$16.00 donated in past month
From the Open-Publishing Calendar
From the Open-Publishing Newswire
Indybay FeatureRelated Categories: Haiti | International
Jailed priest in Haiti says he will run for president with ousted leader's support
PORT-AU-PRINCE, Haiti – A jailed Roman Catholic priest says he is waiting for the backing of deposed leader Jean-Bertrand Aristide before he decides to run for president in the fall.
The Rev. Gerard Jean-Juste, who has been in jail since July without charges, has emerged as the most prominent member of Aristide's Lavalas Family movement, which is still the most popular political faction in this troubled nation.
"If Aristide approves my candidacy, I may accept the party's nomination," he told The Associated Press on Tuesday from behind a fence at a visiting area in Haiti's National Penitentiary.
Jean-Juste's insistence on Aristide's backing suggests the former president, who was ousted in a bloody rebellion in 2004, retains a firm hold on his Lavalas movement even from exile in South Africa.
Jean-Juste has been detained in connection with the kidnapping and slaying of prominent journalist Jacques Roche though authorities have offered no proof. Amnesty International has called the allegations "apparently trumped up charges" and labeled the priest a "prisoner of conscience."
The priest, who was only permitted to speak with a reporter for three minutes, said he couldn't discuss specifics, but said that his life was in danger in the prison.
He said that he fell unconscious for 20 minutes because of the heat in his cell and showed marks on his neck that he claimed were from a beating by a mob before his July arrest.
A senior member of the Lavalas Family movement said Wednesday it may boycott the elections if Jean-Juste is not released along with other party figures in time to participate.
"The masses of Lavalas Family have asked for Jean-Juste to be our candidate, so he is our likely presidential candidate," said Gerard Gilles, a former senator and a party leader.

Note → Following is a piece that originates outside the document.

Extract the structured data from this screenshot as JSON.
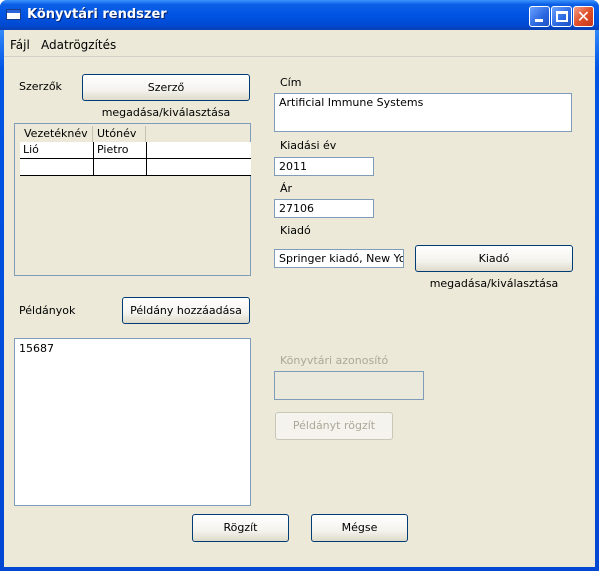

Lavalas has been divided over whether to participate in the elections – the first since the rebellion that ousted Aristide.
"If we are pushed to boycott, these elections will be rubbish, they will have no popular legitimacy," Gilles said in an interview.
Jean-Juste is one of hundreds of prisoners in Haiti who have been held without sentence – or in some cases, charges.
Others include Yvon Neptune, a former prime minister under Aristide who has been jailed for more than a year without trial on charges of involvement in political killings.
The U.S.-backed interim government had faced mounting international pressure to release Neptune, whose prolonged detention had fueled allegations from Aristide loyalists of political persecution and focused attention on the nation's crumbling judicial system.
Separately, U.N. peacekeeping troops came under fire Wednesday as they tried to protect an electoral registration bureau in the slum of Cite Soleil, underscoring how volatile the capital remains. A peacekeeper from Peru was wounded in the leg.
"We put up a registration sign, and 10 minutes later we were under fire," said U.N. electoral worker Ricardo Philion.